Once I informed everyone (both those invited and those not invited), the next step was to have civilian candidates connect with a recruiter so they could go through the Army screening process that all recruits – regardless of why you want to join the Army – go through. What does that entail? A background check (do you have a criminal record?), a physical (do you have any conditions that would preclude you from joining the military), and a fitness test (would you be able to pass the Army Physical Fitness Test by the end of BCT?). Additionally, each candidate, both civilian and military, must prepare an Officer Candidate School (OCS) application. This packet eventually goes before a board of commissioned officers for review.

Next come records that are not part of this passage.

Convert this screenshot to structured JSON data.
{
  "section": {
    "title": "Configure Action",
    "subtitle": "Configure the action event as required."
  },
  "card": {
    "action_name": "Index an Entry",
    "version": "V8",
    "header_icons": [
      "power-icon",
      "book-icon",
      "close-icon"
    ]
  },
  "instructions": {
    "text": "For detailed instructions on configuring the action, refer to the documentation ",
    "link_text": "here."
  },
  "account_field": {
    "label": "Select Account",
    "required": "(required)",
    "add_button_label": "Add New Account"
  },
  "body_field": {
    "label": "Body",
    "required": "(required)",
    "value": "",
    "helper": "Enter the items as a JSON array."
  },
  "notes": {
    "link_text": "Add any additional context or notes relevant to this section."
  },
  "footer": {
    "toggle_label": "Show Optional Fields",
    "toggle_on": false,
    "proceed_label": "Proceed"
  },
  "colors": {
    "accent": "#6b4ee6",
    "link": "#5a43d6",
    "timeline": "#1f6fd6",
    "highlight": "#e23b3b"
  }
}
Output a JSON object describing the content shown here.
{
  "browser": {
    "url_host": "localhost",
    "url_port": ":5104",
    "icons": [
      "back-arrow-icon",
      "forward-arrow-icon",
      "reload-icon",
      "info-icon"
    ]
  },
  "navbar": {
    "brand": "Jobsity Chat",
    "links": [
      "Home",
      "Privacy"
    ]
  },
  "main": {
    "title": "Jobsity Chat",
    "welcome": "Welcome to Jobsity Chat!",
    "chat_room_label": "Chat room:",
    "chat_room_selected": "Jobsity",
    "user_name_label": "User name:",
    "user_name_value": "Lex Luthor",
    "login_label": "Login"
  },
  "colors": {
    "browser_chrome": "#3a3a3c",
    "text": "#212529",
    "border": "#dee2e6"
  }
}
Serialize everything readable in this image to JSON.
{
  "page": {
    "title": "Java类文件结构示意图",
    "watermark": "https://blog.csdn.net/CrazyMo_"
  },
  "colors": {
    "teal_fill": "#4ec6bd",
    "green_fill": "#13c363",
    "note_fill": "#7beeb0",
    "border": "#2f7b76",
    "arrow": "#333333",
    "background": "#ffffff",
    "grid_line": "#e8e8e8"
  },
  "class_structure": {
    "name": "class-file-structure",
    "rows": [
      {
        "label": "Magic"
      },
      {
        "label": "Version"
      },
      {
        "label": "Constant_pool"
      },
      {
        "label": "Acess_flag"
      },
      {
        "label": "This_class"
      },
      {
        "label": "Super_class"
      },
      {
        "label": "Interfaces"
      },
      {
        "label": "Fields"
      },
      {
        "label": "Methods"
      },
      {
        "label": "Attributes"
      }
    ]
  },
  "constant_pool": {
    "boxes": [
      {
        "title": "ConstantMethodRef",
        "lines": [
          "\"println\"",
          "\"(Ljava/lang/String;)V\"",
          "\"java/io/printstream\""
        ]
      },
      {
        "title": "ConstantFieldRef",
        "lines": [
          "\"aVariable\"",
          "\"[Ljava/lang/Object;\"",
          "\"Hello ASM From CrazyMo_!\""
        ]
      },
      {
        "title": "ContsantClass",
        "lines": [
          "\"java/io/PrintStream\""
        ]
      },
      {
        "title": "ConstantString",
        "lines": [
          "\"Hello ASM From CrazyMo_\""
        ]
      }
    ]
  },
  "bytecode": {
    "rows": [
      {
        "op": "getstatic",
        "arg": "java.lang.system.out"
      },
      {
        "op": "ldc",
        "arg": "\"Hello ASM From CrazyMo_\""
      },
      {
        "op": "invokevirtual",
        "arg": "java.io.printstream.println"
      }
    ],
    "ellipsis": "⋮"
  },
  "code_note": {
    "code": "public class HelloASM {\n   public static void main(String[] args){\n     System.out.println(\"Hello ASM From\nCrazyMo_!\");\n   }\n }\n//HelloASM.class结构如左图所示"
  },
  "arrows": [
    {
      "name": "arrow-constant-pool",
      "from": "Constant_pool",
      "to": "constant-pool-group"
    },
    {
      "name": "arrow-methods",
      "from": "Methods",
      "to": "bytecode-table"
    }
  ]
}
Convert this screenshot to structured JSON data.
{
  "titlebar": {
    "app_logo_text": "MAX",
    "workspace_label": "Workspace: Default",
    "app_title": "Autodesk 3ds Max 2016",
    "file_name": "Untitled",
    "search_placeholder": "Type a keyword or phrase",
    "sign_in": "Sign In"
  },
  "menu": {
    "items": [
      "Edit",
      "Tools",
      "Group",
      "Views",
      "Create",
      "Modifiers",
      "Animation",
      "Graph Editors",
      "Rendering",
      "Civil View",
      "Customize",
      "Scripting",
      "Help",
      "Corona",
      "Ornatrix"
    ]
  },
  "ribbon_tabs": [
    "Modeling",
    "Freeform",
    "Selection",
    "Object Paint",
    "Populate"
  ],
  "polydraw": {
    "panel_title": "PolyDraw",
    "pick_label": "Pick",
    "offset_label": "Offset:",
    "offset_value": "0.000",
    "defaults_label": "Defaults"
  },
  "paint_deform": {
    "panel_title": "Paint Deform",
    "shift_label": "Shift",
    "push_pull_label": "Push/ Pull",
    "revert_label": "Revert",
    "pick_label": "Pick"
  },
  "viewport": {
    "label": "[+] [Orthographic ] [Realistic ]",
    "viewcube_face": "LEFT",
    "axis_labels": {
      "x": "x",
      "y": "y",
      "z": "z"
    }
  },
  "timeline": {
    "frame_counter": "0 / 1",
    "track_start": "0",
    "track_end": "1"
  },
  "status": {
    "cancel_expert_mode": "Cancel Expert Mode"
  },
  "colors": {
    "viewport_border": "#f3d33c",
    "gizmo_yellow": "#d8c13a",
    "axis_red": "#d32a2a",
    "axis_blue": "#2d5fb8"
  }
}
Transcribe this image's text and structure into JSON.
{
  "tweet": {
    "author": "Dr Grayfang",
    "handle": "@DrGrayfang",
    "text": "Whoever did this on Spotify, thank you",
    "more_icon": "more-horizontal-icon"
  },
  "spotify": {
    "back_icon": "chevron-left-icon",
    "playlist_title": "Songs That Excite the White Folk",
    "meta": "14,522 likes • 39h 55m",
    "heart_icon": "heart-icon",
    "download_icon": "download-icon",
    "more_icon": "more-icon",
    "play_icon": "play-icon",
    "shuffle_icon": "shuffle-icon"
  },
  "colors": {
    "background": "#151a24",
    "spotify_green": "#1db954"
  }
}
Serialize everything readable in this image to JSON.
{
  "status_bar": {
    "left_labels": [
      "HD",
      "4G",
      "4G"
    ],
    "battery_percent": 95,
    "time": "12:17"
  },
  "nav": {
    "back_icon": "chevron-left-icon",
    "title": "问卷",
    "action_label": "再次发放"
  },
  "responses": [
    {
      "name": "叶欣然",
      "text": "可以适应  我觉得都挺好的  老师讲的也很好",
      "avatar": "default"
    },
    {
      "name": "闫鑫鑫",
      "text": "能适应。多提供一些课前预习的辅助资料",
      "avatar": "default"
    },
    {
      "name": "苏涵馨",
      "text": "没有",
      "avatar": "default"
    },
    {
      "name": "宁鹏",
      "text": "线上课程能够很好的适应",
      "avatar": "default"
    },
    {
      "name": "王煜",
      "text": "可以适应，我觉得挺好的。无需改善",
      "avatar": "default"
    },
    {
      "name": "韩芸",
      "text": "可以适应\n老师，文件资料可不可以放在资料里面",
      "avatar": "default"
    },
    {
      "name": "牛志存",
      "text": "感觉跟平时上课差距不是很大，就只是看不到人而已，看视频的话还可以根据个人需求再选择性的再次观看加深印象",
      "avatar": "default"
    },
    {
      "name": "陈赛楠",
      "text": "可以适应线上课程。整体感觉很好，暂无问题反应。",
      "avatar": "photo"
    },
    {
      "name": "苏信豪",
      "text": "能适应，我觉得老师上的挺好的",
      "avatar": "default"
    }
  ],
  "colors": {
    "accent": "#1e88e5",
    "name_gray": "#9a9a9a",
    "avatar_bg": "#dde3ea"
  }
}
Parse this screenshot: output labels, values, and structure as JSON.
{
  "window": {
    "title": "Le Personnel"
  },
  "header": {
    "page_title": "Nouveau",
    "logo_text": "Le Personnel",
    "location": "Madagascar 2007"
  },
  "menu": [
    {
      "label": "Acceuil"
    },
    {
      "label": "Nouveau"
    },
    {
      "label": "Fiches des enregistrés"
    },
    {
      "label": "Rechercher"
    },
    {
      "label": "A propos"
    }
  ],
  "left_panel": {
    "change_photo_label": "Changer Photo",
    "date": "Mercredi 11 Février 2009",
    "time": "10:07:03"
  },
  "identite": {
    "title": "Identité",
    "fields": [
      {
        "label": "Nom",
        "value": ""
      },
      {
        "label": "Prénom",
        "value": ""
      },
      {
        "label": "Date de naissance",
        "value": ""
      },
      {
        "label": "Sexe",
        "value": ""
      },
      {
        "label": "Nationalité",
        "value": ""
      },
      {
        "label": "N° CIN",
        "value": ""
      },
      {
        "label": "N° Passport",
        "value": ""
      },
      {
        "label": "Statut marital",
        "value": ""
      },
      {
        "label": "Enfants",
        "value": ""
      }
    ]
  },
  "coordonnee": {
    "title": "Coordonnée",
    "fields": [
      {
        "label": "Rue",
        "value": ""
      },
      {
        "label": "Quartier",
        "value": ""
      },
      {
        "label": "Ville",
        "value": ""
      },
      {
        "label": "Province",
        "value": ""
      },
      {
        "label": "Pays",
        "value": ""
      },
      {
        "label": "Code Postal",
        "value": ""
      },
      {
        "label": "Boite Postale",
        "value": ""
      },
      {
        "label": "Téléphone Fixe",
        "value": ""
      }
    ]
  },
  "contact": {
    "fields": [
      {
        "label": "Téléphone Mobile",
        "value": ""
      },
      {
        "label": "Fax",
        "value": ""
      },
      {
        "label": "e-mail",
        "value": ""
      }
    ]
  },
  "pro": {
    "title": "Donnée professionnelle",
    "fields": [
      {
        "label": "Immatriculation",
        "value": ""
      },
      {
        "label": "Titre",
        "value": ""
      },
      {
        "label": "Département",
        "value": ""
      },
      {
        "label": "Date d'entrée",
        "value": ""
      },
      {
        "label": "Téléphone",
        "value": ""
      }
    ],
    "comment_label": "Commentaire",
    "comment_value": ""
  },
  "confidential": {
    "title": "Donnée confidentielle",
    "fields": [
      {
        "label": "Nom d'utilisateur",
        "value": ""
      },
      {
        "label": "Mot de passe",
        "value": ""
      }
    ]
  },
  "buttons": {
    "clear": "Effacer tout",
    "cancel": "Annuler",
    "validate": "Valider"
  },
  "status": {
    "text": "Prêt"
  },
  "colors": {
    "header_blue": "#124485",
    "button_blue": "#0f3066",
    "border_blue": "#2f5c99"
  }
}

Throughout this whole process, the candidate is asked to do a lot of leg work before the audition; how well they perform during this period helped me form an opinion of the candidate, which I could then pass on to the audition panel.
So, now we come to the audition. The candidates audition at either The U.S. Army Band or The U.S. Army Field Band – two of the four Army Special Bands. The first day, the candidates perform an audition on their main instrument or voice. We do this to get a sense of their overall musicianship. Is it a deciding factor? No. Does it help the panel form an opinion of the level of musician we’re dealing with? Yes. Next we test aural skills, which for anyone with a music degree will be quite familiar – identifying chords, intervals, error detection, and sight singing – the fun stuff. Then we give them a music theory exam – analyzing music excerpts, defining music terms, and arranging a short piece of music for a chamber group. At this point, we give them a piece of music they’ve never seen before (normally an in-house arrangement so there’s little chance they’d know it) that they will have to conduct the following day.
During the second day, the candidates conduct the concert band for 30 minutes. The music includes a couple selections of the candidate’s choosing, a march, a piece for solo and band, the National Anthem, and that selection they received the day before. After that, they have 20 minutes to conduct three selections with the chorus. Finally, the last hurdle is a 15-20 minute interview with the audition panel (which consists of the senior most officers and enlisted in our field). At the end of the day, the panel makes their pick, sometimes picking no one at all.
Those selected either enlist in the Army and head off to Basic Training, or if they’re already in the Army, are given a class date for OCS. Either way, after OCS, all candidates go to the Army Music Officer Basic Course. Only after graduating that course are they then Army Music Officers.
Overall, it’s a long, difficult process, one that can take over a year to complete. The reward at the end of the process, however, is well worth it.
Want to learn more about the audition? Go here.